Meat experts spent Thursday night deciding who New Zealand's best young butcher is.
The young butchers had two hours to make the cut.
"So we're looking for that flair and when they're cutting, they do that precisely just like in a butcher's shop, that's what we want to see," head judge Matt Grimes says.
Alongside nine guys turning a slab of pork shoulder into choice cuts was 26-year-old Amy Jones from Taumarunui.
"It's just a male dominated trade," she says.
"I don't think a lot of them are interested in it either because it's quite mucky. Dealing with animals and blood, you either like it or you don't."
In fact, having one in 10 reflects the gender balance in the industry.
For many, a butcher is always that cheeky chappy with the gift of the gab.
"'Pleased to meet you and we've got meat to please you,' that kind of thing," Mr Grimes laughs.
He wants more women slicing and dicing.
"What we've found is that they're far more particular than some of the guys, the guys can be a little bit aggressive in their approach, a bit fast and rip it to bits whereas the girls tend to be a bit more attention to detail, which is what we're looking for."
Not just the judges, but big industry players were watching from the sidelines.
Future stars have been shoulder tapped in past finals so Ms Jones added indigenous ingredients to make her effort stand out.
"The pork roast with the pecopeco inside it, pork and pecopeco [is a] beautiful combination," she says.
Like all the finalists, Ms Jones worked to the final second.
"It was the first like hour and a half freaking out, trying to get everything done then they said there's 20 minutes to go and I felt a bit of relief after that," she says.
But her effort didn't go unnoticed.
"To be honest I thought she was struggling a bit, but I've seen Amy work before and she keeps a calm head, and she's put a brilliant display out, one of the best," Mr Grimes says.

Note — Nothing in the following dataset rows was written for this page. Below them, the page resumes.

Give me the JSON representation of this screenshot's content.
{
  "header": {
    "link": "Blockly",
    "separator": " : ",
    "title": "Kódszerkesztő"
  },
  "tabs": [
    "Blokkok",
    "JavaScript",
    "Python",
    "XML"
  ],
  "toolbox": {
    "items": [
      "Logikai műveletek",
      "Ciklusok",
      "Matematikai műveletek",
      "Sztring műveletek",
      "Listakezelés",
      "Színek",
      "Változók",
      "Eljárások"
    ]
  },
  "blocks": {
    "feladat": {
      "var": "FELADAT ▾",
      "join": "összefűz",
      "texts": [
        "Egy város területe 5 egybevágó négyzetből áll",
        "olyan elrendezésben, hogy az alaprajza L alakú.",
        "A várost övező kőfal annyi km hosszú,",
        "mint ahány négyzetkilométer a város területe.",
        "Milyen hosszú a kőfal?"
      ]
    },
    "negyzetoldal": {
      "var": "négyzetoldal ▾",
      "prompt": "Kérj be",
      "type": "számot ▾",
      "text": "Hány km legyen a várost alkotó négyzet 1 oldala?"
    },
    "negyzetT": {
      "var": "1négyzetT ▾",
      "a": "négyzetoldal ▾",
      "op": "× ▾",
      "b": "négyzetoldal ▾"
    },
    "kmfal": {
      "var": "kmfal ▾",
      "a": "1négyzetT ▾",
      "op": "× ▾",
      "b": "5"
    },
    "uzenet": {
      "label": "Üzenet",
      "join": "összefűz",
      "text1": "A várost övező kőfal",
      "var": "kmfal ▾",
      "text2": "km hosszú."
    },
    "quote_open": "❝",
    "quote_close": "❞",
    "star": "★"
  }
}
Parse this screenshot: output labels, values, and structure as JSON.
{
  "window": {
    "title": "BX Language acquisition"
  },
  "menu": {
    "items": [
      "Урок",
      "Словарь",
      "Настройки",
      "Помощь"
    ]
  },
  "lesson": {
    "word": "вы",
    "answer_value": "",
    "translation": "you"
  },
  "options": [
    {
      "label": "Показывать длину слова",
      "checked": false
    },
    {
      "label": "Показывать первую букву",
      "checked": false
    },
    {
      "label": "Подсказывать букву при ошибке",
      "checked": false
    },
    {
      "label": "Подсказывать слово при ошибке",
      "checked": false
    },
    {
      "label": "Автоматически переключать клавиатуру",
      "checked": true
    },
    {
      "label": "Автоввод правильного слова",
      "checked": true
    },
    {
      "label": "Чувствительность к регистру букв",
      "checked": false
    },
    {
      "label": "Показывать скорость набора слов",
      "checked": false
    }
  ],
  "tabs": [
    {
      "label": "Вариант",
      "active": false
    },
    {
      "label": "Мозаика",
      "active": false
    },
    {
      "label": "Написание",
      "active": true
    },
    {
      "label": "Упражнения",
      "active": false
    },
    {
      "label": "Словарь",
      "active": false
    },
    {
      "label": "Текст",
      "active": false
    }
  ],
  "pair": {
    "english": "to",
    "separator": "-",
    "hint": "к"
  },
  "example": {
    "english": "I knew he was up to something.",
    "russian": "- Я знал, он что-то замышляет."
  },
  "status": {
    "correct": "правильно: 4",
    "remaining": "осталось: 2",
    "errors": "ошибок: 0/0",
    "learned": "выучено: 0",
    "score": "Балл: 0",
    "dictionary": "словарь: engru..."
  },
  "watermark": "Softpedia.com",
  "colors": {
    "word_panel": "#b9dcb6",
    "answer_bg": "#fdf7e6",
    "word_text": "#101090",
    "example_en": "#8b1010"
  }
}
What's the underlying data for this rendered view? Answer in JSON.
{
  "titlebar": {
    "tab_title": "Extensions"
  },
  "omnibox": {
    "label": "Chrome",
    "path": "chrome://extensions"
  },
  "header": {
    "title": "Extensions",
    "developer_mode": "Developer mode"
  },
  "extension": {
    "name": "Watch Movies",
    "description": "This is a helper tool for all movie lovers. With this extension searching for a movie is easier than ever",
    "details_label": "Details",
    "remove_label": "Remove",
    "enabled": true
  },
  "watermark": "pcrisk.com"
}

Not just one of the best but the best. Ms Jones was on Thursday evening awarded the Young Butcher of the Year.